In the title to this posting I said old friends, and so I shall give a mention to a good friend, Helen, who passed away last November. I only knew her for maybe 12 or 15 years or so; she was partner to my old mate, John, who I have known since my earliest days in Boscastle, and their door was always open to me; she made a mean roast pork or a roast salmon dinner, followed by port and cheese in front of a good fire, of an evening, while it might be storming outside their residence on the edge of Dartmoor (think, Hound of the Baskervilles).

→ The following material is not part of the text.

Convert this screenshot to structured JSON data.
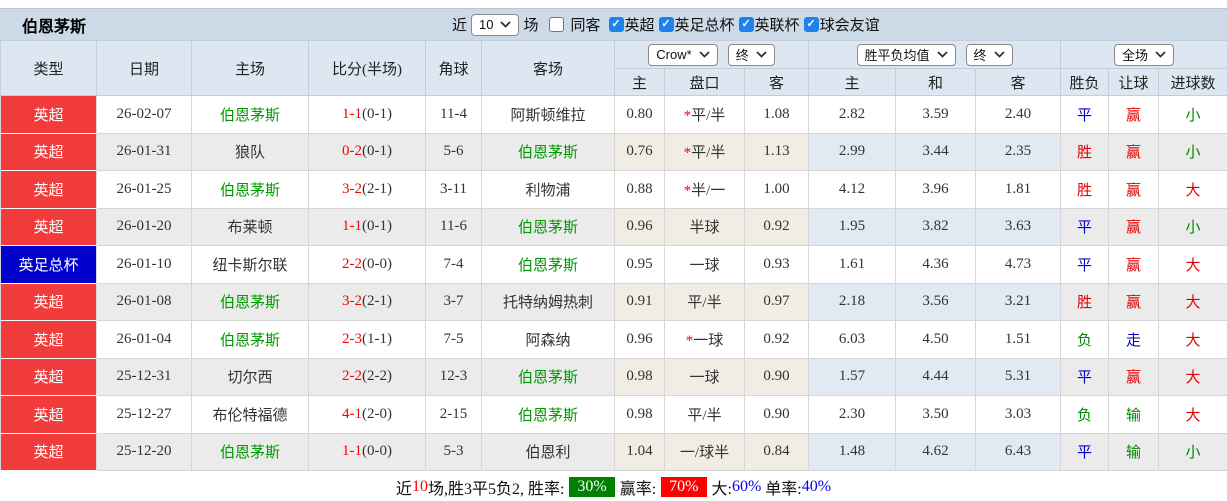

When I returned to from the desert at the beginning of the year (see my recent blog postings), I found an email from Jane, the wife of another good friend Roger; I had written to them last Summer to let them know of the beginnings of this blog, and perchance they had added a computer to their home since I had last seen them in 2007, I believe. They had recently been making plans for their lives now that their two girls had flown the nest and Jane was taking an early retirement. Sadly, not to be for Jane was writing to tell me that he had suffered a massive heart attack two years before, and was no longer with us. Roger was a good friend, and would undoubtedly been a mate, if we had lived in the same village or close by, and thus met up more than the two or three times a year that we did, while I still lived in Cornwall, usually at exhibitions or if I had time to pop in for a cup of tea as I was passing by Bude (their town), delivering paintings to one or other of my galleries. I was always happy to see them, and would have liked to have seen them more often, but 40 miles in Cornwall is long ways. I worked in a gift shop in Boscastle for my first few Summers in Cornwall, and in ’83, the first Summer I had some of my paintings in the shop, they walked in and engaged me in conversation about them; I will always be indebted to Roger and Jane for introducing me to one of my best galleries, Gallerie Marin; I first placed my work there the following year.
I have a cold anger in my heart for the greed on Wall Street that threw the world into the economic crisis back in 2008, and the recession that followed, and which has prevented me from being able to visit old friends and old mates in England ever since. These three I will not see again, but all live on in my heart … Sharon, Helen and Roger … and all as I knew them best … fare thee well.